■ **Raw data**
:::

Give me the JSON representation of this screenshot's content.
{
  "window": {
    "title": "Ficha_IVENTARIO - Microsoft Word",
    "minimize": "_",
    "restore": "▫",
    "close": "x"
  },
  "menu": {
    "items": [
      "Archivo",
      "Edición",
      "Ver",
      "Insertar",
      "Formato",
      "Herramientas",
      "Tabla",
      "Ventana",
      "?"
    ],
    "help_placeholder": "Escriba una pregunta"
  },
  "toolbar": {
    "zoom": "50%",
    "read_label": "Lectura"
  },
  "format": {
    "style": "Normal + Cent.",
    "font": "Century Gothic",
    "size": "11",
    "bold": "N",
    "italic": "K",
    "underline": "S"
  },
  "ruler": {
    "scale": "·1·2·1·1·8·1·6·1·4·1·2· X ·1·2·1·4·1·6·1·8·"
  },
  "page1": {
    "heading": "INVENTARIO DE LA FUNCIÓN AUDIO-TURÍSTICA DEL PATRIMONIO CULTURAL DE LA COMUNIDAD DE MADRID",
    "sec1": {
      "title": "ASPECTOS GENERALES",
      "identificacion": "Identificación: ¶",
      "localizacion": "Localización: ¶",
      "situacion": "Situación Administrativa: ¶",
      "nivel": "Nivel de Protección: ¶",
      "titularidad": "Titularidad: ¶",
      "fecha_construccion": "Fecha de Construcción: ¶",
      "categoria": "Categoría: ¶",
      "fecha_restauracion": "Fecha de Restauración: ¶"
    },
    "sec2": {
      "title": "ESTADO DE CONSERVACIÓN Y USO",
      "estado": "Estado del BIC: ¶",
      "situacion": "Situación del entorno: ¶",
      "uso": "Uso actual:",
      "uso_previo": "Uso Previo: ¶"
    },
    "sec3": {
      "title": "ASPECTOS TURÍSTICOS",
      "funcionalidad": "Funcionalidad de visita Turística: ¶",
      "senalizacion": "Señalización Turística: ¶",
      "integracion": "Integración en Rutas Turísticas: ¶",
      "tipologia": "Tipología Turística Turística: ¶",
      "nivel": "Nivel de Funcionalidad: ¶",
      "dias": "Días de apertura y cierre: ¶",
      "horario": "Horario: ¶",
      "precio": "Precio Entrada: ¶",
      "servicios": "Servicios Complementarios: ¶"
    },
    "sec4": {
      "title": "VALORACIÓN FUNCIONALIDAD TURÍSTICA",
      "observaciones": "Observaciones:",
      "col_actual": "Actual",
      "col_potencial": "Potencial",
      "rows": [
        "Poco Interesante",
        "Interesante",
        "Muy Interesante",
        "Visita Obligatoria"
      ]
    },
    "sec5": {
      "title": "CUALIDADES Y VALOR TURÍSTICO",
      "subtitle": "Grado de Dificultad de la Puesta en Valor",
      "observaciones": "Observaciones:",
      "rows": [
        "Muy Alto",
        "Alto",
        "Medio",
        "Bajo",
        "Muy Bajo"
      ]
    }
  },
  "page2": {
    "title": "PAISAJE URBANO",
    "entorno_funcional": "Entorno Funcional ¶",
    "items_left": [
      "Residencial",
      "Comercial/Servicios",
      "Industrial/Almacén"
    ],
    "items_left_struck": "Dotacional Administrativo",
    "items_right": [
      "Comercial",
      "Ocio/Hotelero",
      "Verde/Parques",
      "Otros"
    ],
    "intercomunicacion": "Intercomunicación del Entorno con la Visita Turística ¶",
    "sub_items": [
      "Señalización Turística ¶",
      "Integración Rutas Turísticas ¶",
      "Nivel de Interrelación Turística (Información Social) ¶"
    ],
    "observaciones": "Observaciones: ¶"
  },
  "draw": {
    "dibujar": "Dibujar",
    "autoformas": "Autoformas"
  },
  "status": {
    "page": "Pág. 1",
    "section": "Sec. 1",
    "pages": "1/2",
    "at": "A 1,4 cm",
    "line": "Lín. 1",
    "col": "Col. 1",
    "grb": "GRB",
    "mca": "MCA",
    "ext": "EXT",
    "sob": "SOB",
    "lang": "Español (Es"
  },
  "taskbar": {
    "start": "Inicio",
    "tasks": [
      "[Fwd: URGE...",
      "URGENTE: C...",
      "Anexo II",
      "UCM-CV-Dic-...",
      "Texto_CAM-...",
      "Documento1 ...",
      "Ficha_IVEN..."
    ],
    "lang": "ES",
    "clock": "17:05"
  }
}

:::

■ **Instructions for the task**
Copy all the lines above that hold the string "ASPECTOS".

■ **Exercise result**
      "title": "ASPECTOS GENERALES",
      "title": "ASPECTOS TURÍSTICOS",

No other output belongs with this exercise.